Exercise requirements
Write out every line below that includes the word "price".
——
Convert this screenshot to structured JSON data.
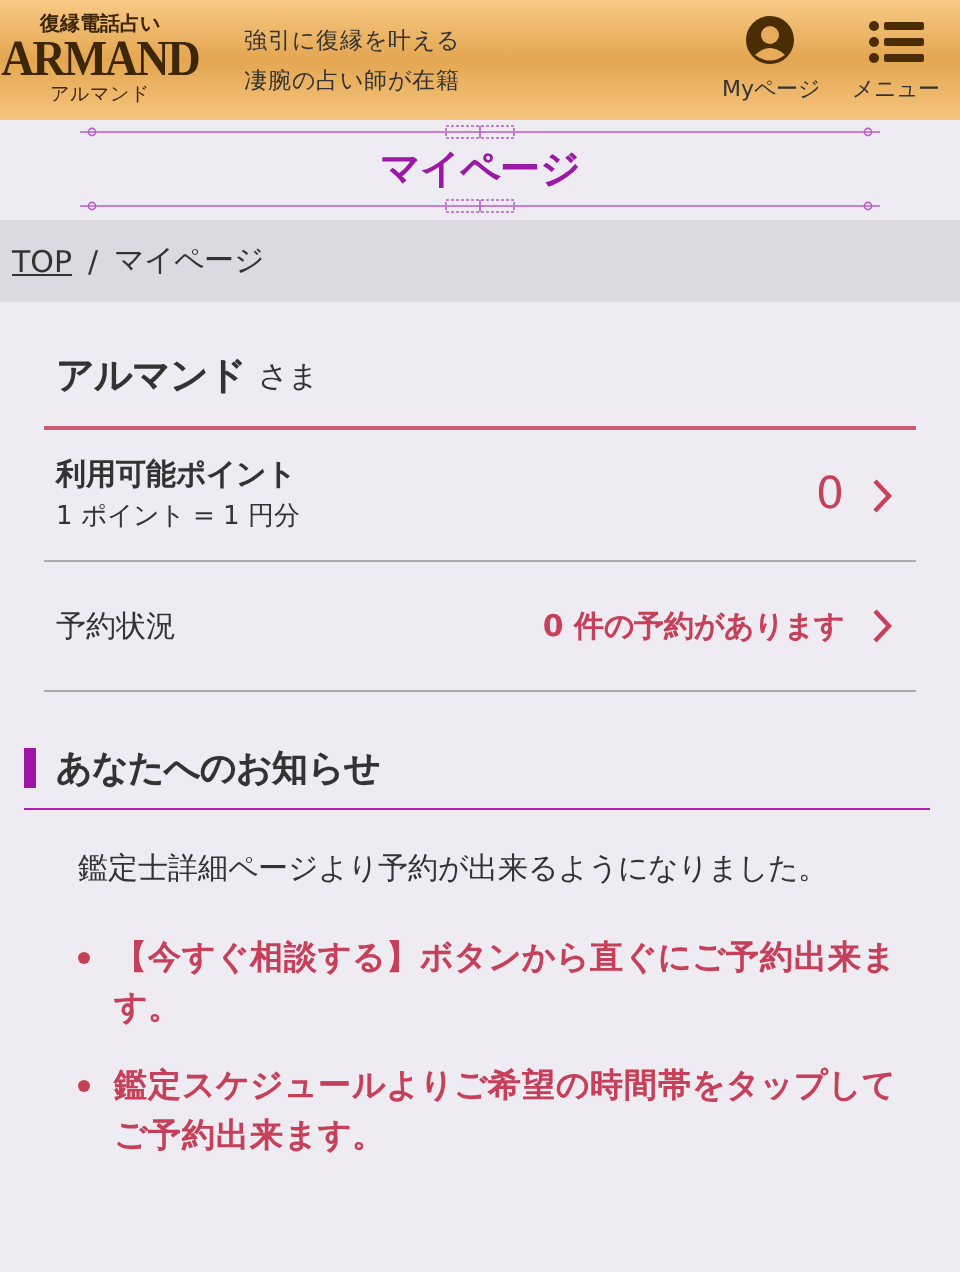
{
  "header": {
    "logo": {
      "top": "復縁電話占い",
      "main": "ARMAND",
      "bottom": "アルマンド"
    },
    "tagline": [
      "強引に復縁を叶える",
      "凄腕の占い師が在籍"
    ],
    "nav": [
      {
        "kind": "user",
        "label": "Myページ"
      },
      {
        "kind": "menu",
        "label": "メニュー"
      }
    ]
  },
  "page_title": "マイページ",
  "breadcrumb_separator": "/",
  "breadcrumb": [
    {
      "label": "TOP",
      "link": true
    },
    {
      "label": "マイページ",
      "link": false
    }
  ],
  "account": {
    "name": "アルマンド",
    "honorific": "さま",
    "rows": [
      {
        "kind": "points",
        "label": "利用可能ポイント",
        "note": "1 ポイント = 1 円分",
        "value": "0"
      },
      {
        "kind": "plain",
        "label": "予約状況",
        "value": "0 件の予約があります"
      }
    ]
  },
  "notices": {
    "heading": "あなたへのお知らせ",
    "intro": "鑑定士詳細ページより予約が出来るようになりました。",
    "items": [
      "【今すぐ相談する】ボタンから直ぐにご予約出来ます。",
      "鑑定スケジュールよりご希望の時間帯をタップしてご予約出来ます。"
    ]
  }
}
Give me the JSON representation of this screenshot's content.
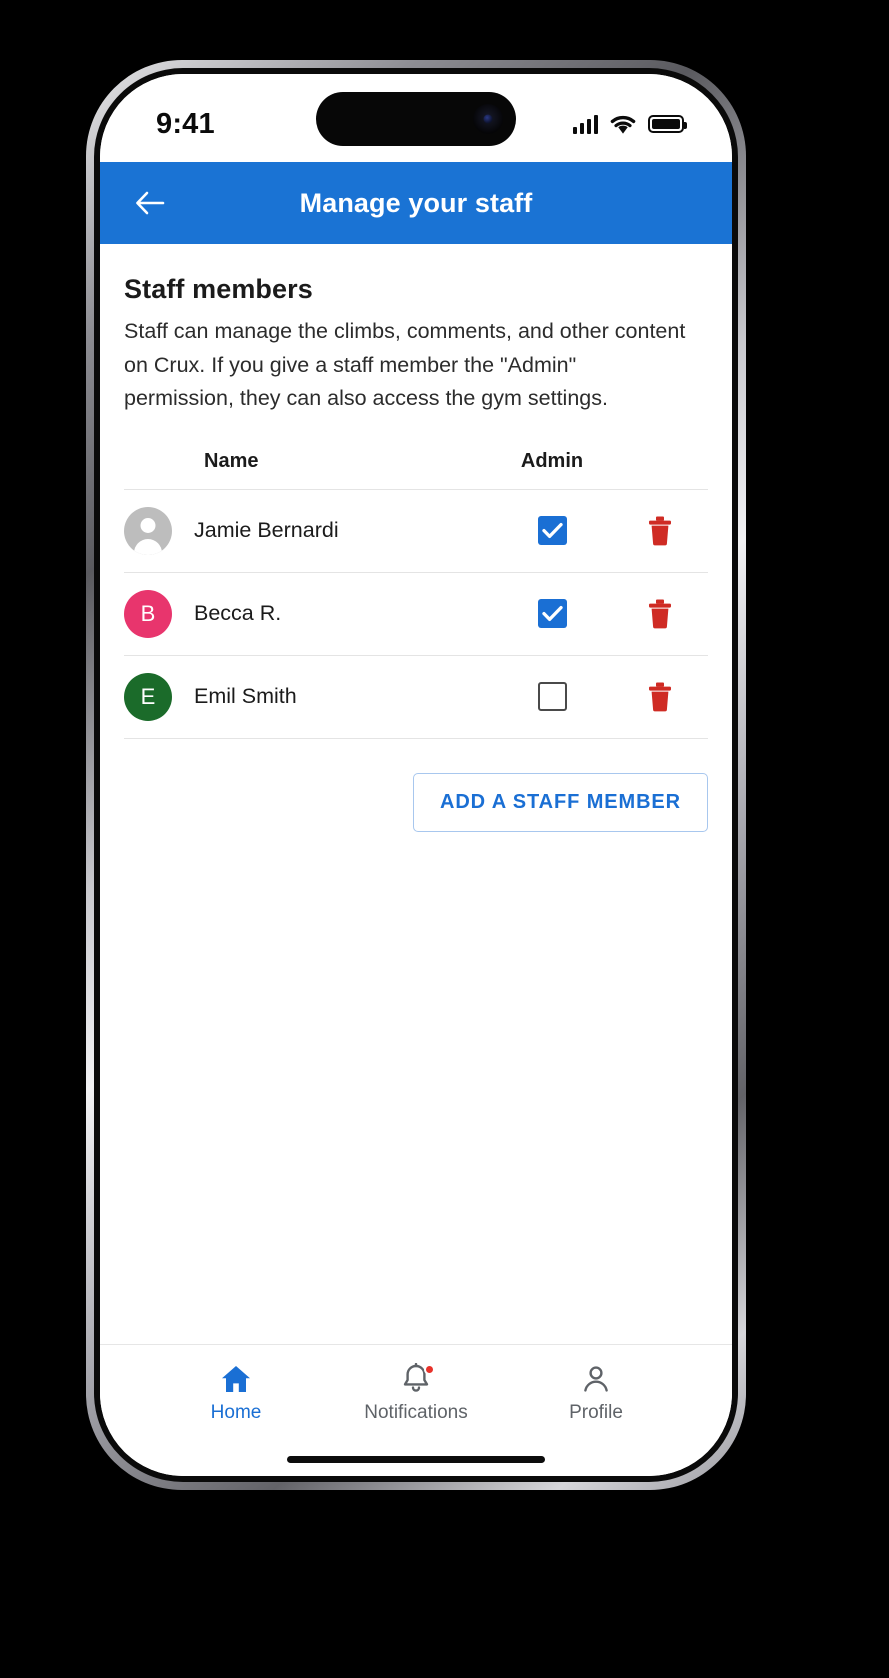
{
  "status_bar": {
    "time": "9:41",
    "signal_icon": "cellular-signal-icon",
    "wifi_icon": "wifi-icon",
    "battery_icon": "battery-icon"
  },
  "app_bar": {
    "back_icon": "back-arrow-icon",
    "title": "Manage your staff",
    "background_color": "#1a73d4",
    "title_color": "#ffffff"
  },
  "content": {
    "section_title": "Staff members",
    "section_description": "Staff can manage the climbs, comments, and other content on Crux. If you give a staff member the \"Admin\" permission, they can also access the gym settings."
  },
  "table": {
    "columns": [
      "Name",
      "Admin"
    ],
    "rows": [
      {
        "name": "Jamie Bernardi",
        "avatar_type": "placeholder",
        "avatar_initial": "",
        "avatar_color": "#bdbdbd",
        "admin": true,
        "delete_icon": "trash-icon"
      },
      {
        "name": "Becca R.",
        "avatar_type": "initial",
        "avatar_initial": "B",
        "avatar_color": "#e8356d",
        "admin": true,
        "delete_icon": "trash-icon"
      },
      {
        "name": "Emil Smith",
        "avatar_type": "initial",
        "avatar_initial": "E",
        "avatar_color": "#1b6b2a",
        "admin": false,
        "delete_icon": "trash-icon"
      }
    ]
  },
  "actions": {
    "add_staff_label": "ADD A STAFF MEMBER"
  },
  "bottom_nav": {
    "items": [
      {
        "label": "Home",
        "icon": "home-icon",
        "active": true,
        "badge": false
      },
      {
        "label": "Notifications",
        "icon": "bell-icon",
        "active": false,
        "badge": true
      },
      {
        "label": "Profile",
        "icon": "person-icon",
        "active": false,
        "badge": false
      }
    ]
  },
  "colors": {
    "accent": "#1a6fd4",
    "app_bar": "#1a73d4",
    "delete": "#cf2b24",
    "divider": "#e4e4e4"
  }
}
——
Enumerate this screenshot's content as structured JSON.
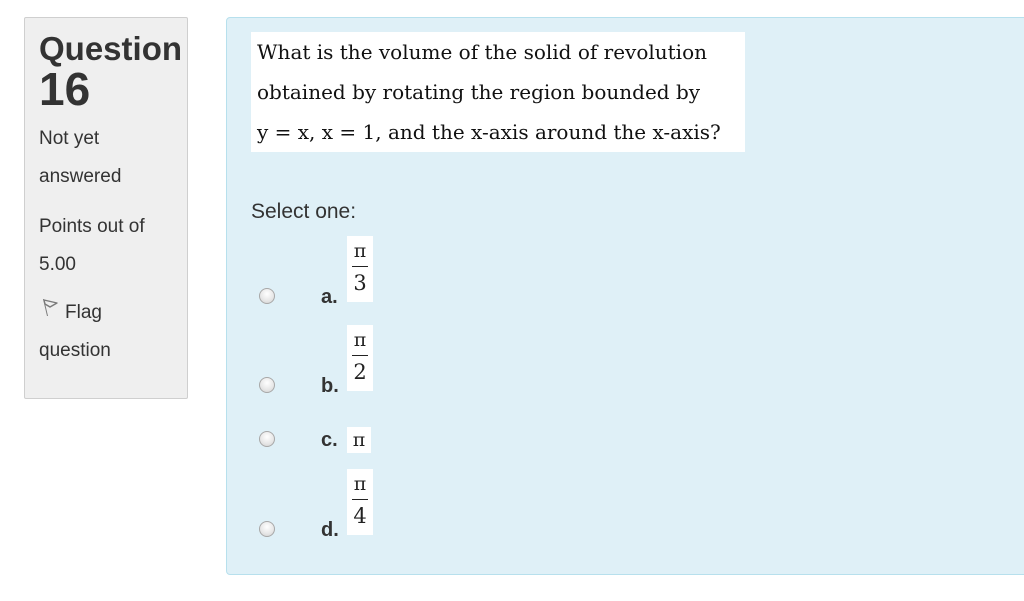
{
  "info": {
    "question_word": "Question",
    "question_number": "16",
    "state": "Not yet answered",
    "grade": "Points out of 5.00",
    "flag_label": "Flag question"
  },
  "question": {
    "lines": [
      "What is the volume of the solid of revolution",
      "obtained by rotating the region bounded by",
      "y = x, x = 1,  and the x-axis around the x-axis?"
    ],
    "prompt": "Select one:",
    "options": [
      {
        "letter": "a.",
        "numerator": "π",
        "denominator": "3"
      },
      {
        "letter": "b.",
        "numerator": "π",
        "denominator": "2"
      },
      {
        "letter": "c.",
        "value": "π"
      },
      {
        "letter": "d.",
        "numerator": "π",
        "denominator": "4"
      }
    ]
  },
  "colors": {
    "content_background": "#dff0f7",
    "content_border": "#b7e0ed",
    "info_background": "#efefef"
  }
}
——
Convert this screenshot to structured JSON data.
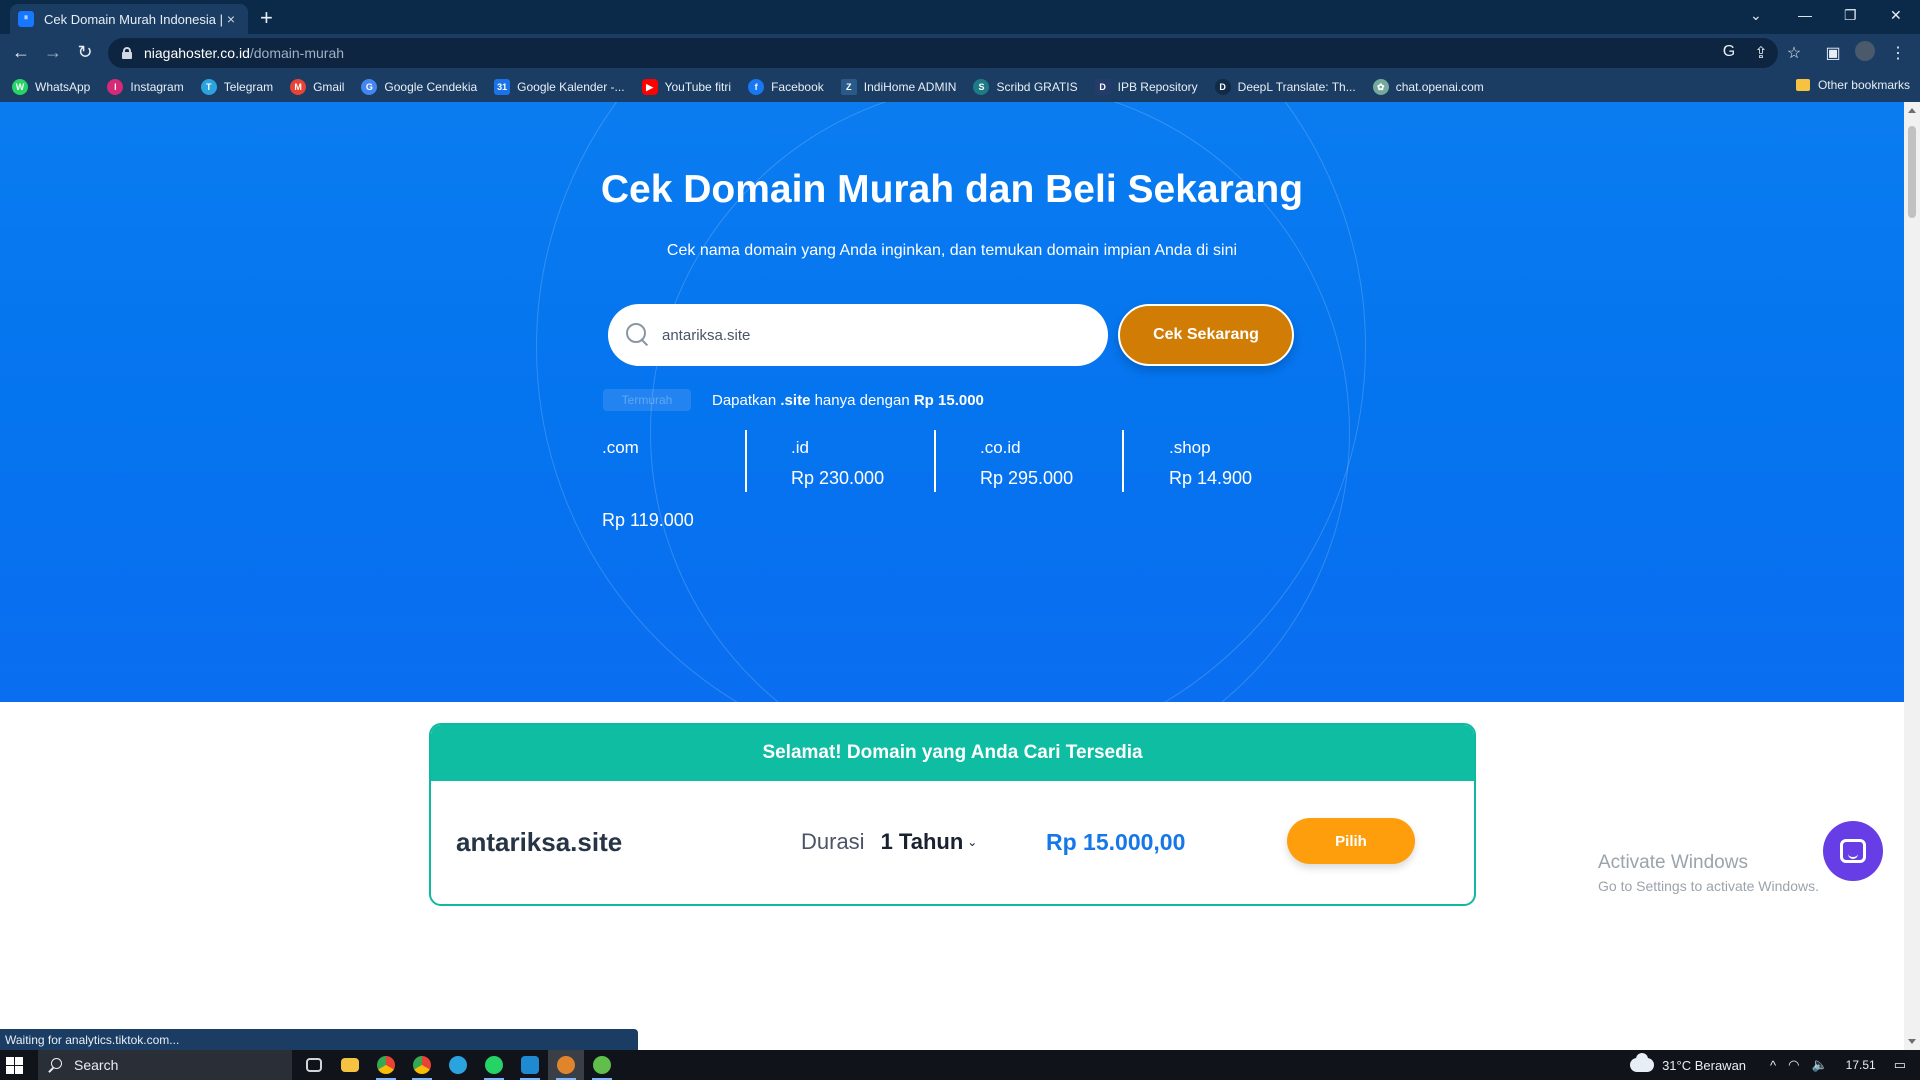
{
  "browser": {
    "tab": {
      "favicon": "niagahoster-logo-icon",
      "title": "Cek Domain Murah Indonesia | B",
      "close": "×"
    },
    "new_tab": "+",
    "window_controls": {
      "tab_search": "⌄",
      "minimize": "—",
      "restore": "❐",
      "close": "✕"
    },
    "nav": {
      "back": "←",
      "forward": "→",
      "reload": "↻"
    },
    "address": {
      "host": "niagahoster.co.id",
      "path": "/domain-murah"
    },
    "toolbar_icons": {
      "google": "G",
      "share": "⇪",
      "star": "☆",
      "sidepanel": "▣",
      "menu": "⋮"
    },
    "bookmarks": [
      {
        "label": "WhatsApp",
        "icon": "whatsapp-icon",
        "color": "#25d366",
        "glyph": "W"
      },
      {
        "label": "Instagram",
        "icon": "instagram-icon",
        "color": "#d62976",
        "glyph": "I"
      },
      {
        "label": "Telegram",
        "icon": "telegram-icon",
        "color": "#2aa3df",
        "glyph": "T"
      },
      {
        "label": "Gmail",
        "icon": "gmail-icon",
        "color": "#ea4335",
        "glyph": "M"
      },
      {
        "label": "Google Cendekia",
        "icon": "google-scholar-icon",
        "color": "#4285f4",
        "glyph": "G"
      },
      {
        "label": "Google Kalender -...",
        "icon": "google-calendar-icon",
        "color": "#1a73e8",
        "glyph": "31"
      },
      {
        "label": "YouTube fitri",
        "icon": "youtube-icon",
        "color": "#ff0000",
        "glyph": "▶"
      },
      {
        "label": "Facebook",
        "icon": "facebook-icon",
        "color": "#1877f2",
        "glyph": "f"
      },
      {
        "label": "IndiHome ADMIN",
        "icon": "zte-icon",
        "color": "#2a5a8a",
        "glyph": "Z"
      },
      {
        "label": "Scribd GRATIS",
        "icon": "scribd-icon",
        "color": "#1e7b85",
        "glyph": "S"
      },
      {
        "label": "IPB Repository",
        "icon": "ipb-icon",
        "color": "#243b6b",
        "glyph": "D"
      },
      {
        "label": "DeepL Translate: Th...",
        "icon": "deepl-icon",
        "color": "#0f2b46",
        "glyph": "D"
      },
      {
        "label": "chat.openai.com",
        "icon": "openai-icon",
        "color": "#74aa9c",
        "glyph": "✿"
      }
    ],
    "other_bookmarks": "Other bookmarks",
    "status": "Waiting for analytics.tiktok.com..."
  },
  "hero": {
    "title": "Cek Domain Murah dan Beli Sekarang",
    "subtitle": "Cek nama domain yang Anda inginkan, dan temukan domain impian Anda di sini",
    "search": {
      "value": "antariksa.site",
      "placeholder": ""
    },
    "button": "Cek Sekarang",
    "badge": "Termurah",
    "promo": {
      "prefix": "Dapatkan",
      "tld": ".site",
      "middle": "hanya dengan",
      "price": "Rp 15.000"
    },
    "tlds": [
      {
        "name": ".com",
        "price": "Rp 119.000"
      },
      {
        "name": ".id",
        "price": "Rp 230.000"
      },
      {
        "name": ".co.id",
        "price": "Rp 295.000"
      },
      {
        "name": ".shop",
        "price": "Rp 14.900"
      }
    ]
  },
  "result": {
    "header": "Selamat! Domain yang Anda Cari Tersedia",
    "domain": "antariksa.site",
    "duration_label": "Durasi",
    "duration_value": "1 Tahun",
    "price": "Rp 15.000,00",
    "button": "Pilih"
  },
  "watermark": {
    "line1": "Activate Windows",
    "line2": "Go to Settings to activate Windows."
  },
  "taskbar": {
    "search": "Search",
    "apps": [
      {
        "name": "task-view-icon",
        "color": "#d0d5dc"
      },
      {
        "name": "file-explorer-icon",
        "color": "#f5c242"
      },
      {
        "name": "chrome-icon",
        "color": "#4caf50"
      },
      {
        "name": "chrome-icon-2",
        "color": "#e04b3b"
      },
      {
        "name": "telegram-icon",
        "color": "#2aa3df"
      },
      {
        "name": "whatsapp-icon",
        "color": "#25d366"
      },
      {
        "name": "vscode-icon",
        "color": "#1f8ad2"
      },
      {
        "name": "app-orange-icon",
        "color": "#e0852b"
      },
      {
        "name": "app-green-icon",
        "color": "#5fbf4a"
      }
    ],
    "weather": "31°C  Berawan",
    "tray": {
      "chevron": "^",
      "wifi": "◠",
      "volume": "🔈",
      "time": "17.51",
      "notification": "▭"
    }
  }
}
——
Answer box
      "price": "Rp 15.000"
        "price": "Rp 119.000"
        "price": "Rp 230.000"
        "price": "Rp 295.000"
        "price": "Rp 14.900"
    "price": "Rp 15.000,00",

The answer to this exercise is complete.